→ Exercise aim
State how many lines in the following entries hold the word "Salade". The reply is that number only.

→ Task material
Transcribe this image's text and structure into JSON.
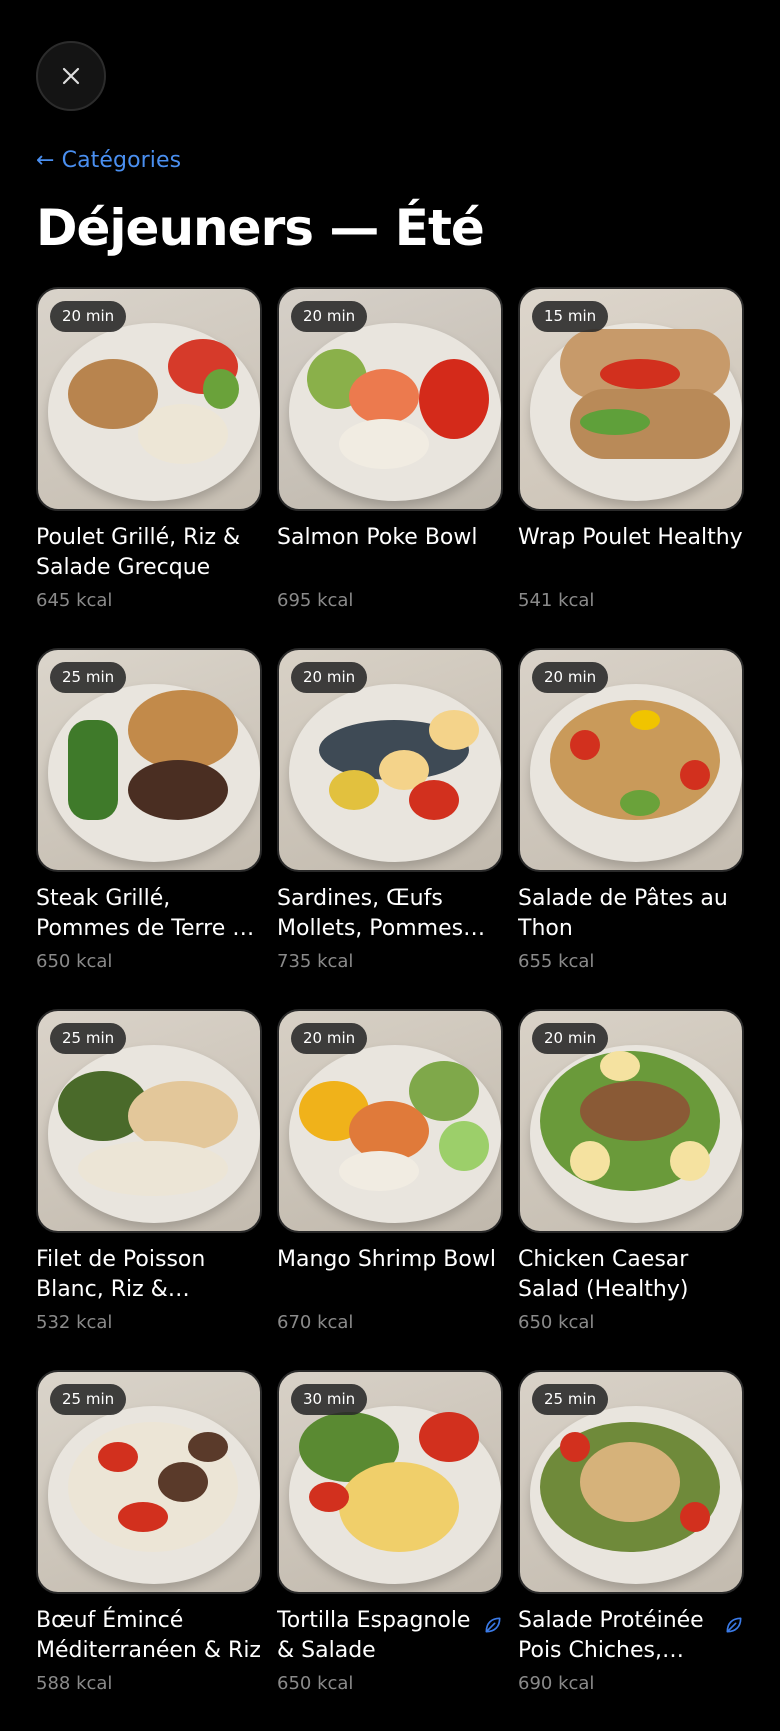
{
  "header": {
    "back_label": "← Catégories",
    "title": "Déjeuners — Été"
  },
  "icons": {
    "close": "close-icon",
    "leaf": "leaf-icon",
    "leaf_color": "#3b7be8"
  },
  "colors": {
    "background": "#000000",
    "accent": "#4a8ff0",
    "muted_text": "#8a8a8a"
  },
  "meals": [
    {
      "time": "20 min",
      "name": "Poulet Grillé, Riz & Salade Grecque",
      "kcal": "645 kcal",
      "leaf": false
    },
    {
      "time": "20 min",
      "name": "Salmon Poke Bowl",
      "kcal": "695 kcal",
      "leaf": false
    },
    {
      "time": "15 min",
      "name": "Wrap Poulet Healthy",
      "kcal": "541 kcal",
      "leaf": false
    },
    {
      "time": "25 min",
      "name": "Steak Grillé, Pommes de Terre & Haricots…",
      "kcal": "650 kcal",
      "leaf": false
    },
    {
      "time": "20 min",
      "name": "Sardines, Œufs Mollets, Pommes d…",
      "kcal": "735 kcal",
      "leaf": false
    },
    {
      "time": "20 min",
      "name": "Salade de Pâtes au Thon",
      "kcal": "655 kcal",
      "leaf": false
    },
    {
      "time": "25 min",
      "name": "Filet de Poisson Blanc, Riz &…",
      "kcal": "532 kcal",
      "leaf": false
    },
    {
      "time": "20 min",
      "name": "Mango Shrimp Bowl",
      "kcal": "670 kcal",
      "leaf": false
    },
    {
      "time": "20 min",
      "name": "Chicken Caesar Salad (Healthy)",
      "kcal": "650 kcal",
      "leaf": false
    },
    {
      "time": "25 min",
      "name": "Bœuf Émincé Méditerranéen & Riz",
      "kcal": "588 kcal",
      "leaf": false
    },
    {
      "time": "30 min",
      "name": "Tortilla Espagnole & Salade",
      "kcal": "650 kcal",
      "leaf": true
    },
    {
      "time": "25 min",
      "name": "Salade Protéinée Pois Chiches,…",
      "kcal": "690 kcal",
      "leaf": true
    }
  ]
}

→ Response to this task
4